I have a lot of tattoos. Fourteen, to be exact. Each one holds special meaning for me. The most noticeable of these are the string of music notes that run from the inside of my ear to my neck, and the psi symbol on my wrist. Yesterday I was in the supermarket, preparing to walk out the door, groceries in hand when I passed a thirty-something man and a young girl I assume was his daughter. As I walked past them, the man tapped my shoulder and, in a very condescending voice, asked me how many of “those marks” I had. I was confused for a second but realized that he was talking about my tattoos. “Oh! I have fourteen,” I told him. He snarled at me and said, I quote, “Have fun waiting tables and sleeping around all your life.” He grabbed his daughter and hurried away, leaving me standing in shock.

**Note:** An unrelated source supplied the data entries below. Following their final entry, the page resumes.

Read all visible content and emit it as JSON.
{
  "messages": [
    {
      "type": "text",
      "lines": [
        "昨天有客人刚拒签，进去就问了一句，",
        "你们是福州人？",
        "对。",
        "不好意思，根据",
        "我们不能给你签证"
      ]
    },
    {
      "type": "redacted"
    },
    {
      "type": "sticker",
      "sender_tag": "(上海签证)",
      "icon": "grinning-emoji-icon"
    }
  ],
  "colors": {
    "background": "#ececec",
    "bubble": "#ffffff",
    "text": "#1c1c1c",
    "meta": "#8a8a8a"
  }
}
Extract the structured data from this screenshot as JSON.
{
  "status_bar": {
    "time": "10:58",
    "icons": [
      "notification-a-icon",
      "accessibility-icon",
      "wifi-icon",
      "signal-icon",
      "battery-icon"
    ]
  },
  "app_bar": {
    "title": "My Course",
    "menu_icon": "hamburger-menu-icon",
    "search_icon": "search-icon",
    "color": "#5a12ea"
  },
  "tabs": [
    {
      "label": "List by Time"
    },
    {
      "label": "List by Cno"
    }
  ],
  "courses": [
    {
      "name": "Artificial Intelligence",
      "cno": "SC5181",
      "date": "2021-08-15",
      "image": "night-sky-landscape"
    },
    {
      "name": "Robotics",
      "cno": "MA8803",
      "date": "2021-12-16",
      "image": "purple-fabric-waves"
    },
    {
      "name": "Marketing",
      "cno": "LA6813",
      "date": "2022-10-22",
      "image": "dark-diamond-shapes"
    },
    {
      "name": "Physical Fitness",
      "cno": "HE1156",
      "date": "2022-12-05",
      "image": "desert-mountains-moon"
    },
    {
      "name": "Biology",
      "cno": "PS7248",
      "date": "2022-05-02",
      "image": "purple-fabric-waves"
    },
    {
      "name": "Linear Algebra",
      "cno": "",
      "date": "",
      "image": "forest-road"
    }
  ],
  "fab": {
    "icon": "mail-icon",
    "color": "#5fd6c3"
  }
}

Just for the record, I have been married to the same man for eighteen years and we have three wonderful children. I hold a Ph.D in Developmental Psychology and an M.Ed in Educational Psychology, and I am the counselor at a fairly prestigious private high school. I don’t think that equates with “waiting tables and sleeping around.” I could list a dozen factors, ranging from cultural influence to entitlement issues, that may have led this man to the conclusion that people with tattoos are beneath him, and he’s entitled to that opinion. He is not, however, entitled to belittle others, especially people he knows nothing about. I find it even more repulsive that he would act this way in front of his young, impressionable daughter. 0731-13
For me, it is the content of the tattoo that may reveal the character of the person wearing them. I’ve seen some horrific, gruesome tats that glorify death and violence or sex and I wonder about the nature of someone who would choose to permanently place those kinds of images as a bold advertisement on their skin.